Sarah said...

Anyone wondering what the real position of the HSUS is, should visit our website. You can see it clearly stated that like most scientists, The HSUS advocates an end to the use of animals in research and testing that is harmful to the animals. Accordingly, we strive to decrease and eventually eliminate harm to animals used for these purposes. Our concern encompasses all aspects of laboratory animal use, including their housing and care.
In addition, we focus not on animal rights, but rather on human responsibility, and I would strongly encourage anyone questioning this to visit our CEO's blog on what we do on a daily basis to stop animal cruelty.
Our statement on animal research can be viewed here:
Our CEO's blog at

Hillary said...

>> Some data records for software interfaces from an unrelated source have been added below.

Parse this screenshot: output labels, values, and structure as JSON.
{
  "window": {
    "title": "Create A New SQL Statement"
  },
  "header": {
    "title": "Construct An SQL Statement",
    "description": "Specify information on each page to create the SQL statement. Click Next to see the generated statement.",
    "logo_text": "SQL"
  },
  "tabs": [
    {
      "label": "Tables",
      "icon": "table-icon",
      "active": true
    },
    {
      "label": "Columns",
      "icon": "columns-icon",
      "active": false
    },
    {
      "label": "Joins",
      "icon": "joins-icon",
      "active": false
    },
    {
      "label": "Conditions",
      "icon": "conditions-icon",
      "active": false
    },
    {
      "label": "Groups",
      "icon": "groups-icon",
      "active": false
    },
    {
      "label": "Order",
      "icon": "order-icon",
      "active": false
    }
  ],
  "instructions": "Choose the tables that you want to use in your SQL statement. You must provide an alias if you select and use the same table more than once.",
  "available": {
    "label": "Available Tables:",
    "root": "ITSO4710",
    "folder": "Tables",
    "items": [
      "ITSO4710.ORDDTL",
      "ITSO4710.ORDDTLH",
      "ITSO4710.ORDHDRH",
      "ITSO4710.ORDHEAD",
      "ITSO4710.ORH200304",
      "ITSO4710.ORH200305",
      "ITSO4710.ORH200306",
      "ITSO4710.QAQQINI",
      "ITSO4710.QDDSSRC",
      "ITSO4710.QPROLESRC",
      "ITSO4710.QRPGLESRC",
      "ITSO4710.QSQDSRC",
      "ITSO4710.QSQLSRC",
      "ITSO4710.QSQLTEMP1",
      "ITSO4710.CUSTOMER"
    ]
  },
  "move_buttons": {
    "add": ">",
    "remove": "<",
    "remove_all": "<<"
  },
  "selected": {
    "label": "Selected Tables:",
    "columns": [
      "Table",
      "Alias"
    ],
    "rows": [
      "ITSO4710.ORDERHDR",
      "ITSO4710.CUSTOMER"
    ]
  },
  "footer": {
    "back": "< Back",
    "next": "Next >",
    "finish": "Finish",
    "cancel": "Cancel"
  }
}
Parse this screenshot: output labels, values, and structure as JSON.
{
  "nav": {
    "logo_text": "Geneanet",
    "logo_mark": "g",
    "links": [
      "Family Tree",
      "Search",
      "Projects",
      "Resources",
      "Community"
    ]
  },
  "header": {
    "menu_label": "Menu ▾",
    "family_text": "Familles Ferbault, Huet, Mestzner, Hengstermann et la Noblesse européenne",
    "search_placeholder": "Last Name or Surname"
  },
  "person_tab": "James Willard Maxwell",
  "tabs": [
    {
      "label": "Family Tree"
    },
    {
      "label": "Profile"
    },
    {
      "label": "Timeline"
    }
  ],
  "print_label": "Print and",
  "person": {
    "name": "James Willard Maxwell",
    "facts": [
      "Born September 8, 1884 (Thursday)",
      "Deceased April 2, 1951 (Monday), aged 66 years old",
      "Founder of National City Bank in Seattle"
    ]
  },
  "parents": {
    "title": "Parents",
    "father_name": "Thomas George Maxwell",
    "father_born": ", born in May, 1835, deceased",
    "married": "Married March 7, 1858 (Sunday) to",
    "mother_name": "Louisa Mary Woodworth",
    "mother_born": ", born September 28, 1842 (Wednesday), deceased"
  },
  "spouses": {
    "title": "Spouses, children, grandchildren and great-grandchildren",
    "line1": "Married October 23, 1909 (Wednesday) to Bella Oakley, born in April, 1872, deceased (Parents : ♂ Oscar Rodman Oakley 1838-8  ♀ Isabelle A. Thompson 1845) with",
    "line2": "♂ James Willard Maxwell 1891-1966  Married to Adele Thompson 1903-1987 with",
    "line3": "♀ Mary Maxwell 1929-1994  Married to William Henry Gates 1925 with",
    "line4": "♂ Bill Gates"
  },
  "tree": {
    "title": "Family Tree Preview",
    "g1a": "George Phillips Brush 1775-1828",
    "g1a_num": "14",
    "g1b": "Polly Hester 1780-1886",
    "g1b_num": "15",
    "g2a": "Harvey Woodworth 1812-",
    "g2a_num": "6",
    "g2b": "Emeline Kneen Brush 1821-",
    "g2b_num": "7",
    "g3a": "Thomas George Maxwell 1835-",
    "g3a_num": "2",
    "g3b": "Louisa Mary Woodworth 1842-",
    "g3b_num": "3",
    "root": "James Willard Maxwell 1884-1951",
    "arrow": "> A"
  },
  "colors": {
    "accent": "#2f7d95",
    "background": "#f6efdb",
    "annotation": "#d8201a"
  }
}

Thanks for this thoughtful analysis of animal rights philosophy. So often in the mainstream media, terms like "animal rights" aren't given the nuance and context they deserve. However, I'd like to challenge the statement from the Foundation for Biomedical Research that characterizes the Humane Society of the U.S. as "extremist". I work at the HSUS, and our goals are very much in step with the values of the American public.

Here is an excerpt from our position statement on animals used in biomedical research, which can be found at "We carry out our work on behalf of animals used and kept in laboratories primarily by promoting research methods that have the potential to replace or reduce animal use or refine animal use so that the animals experience less suffering or physical harm. Replacement, reduction, and refinement are known as the Three Rs (or alternative methods). The Three Rs approach, rigorously applied, will benefit both animal welfare and biomedical progress."

Jason said...


"like most scientists, The HSUS advocates an end to the use of animals in research and testing that is harmful to the animals."

Do you have a statistical study to back this claim?


Thank you for this piece. I can immediately tell that you have put a lot of thoughts and effort into the writing, and such attitude is rare in contentious debates such as this.

I will just make one comment on what Singer said. Singer compares the marginal cases of infants and handicapped people with animals and argues that animals are unfairly treated compared to these people.

In the case of an infant, they will almost certainly grow up to a normal person who can make contracts with others (unless there is some accident). This fact alone should make Singer's comparison to be far-fetched and irrelevant.

In the case of a handicapped person, it should be mentioned that it is a marginal case, where we are speaking of general cases in ethics. With that said, handicapped people have family members and other charity organizations that care intensely for them. In Lockian sense, they are heavily homestead, therefore, no one has any right to harm these people.

Anonymous said...

I think the comments by Mark Bernstein are worthy of much thought.